The fight on the cover of Evening Express. Image courtesy of Video 48.

Both men were gasping for air in the late championship rounds, but Ali was able to land solid blows on Frazier, swelling the former champion's eyes and then blasting him with hard rights to the head in the 14th round that might have impaired an ordinary boxer.

Frazier's head coach Eddie Futch was compelled to throw in the towel before the start of the 15th and final round as his valued pupil could no longer see due to a bad left-eye vision and a swollen right eye. An exasperated Frazier protested his trainer’s choice to stop the bout and tried to get Futch’s attention to change his mind.

"I want him, boss,” Frazier told Futch. “No, Eddie, no. Don’t do this to me.“

Futch, however, remained firm, and signaled to Filipino referee Carlos Padilla Jr. to end the match.

"Sit down, son. It's all over. No one will forget what you did here today," a reply given by Futch to Frazier.

In the opposite corner, Ali rejoiced when he saw Frazier’s corner waving the white flag and then collapsed off his stool due to exhaustion. What Frazier and his team did not know was that Ali was about to quit when he returned to his corner at the end of the 14th round, instructing Dundee to cut his gloves off.

Both men were never the same after they left Manila.

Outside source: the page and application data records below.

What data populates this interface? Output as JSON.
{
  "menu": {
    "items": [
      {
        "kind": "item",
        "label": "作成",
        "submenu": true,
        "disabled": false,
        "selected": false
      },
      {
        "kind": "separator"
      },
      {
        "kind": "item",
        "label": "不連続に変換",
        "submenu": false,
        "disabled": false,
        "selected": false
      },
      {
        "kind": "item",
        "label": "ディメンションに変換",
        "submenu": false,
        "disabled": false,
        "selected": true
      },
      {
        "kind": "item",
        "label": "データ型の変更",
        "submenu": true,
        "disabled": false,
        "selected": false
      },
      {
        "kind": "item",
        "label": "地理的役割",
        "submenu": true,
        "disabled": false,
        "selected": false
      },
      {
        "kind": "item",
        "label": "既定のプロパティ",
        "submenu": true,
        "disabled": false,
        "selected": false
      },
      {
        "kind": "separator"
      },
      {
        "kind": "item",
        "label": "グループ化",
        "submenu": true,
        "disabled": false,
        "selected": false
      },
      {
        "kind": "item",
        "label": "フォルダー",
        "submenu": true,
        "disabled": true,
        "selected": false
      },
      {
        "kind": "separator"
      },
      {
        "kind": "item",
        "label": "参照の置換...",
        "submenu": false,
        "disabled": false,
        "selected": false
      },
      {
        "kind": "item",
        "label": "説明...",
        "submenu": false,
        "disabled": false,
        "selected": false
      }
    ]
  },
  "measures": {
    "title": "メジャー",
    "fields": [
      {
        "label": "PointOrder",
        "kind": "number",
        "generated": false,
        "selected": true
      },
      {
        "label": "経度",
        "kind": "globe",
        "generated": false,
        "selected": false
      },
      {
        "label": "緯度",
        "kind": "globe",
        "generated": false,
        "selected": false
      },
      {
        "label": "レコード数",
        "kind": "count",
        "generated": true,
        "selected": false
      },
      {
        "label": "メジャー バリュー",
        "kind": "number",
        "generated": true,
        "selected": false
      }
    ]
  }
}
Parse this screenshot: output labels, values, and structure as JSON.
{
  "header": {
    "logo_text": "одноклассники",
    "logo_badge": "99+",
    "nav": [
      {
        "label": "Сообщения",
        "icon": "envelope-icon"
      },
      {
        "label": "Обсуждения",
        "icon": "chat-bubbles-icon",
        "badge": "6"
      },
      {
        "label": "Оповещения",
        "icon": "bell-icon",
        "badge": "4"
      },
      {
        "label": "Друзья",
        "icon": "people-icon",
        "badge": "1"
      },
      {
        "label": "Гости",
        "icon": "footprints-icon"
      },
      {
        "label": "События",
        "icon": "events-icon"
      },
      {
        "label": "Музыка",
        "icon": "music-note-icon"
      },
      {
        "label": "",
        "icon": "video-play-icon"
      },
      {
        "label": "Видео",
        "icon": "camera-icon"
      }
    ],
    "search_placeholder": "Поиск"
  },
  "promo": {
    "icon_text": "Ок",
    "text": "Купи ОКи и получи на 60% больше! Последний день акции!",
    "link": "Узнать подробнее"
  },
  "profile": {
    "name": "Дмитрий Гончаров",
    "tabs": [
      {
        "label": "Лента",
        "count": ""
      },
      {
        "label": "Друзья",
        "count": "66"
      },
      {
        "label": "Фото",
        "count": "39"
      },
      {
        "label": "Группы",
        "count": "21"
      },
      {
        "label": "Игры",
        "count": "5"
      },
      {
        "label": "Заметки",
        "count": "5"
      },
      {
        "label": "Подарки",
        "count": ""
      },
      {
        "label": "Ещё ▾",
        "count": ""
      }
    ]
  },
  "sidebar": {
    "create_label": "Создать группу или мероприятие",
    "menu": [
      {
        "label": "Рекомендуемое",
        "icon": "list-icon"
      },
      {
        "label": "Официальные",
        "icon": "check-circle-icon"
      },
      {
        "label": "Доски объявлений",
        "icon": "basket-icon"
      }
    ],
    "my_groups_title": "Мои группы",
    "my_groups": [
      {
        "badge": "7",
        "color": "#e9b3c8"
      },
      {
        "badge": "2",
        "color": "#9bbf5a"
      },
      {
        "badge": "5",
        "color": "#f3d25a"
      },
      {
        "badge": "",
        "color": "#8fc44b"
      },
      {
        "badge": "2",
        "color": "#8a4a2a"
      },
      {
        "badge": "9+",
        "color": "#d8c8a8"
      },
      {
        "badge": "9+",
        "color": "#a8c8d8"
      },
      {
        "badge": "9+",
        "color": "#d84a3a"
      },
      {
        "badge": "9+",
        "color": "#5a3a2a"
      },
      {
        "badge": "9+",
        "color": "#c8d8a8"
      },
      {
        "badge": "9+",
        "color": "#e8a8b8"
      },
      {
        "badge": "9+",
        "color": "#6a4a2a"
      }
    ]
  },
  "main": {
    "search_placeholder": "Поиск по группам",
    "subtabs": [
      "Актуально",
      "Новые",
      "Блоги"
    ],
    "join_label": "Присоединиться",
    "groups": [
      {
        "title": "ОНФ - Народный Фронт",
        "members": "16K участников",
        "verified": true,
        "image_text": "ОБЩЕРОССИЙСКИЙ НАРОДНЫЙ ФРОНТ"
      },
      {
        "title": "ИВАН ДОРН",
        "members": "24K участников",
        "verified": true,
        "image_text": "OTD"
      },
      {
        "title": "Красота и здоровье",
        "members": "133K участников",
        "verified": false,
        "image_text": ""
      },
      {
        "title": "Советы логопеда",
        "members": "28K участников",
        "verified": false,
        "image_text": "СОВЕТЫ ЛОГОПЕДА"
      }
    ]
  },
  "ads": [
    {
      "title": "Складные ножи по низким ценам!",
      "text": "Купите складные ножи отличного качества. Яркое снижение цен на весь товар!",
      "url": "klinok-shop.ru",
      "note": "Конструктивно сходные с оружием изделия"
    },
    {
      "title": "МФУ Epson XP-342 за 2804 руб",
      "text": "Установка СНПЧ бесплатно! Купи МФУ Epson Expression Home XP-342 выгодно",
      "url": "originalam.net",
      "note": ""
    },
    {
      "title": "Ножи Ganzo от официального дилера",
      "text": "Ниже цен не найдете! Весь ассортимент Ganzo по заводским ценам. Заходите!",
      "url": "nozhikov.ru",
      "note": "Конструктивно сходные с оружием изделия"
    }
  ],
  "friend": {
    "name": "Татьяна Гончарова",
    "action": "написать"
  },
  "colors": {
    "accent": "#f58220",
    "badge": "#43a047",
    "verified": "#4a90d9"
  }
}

After the pre-fight tirades and the personal issues that added color to what was a memorable occasion, Ali and Frazier finally let bygones be bygones—at least as fighters. Going a total of 41 rounds with Frazier in their three-match saga, Ali brimmed with respect and admiration for his dauntless rival. "If God ever calls me to a holy war,” Ali stated, “I want Joe Frazier fighting beside me.”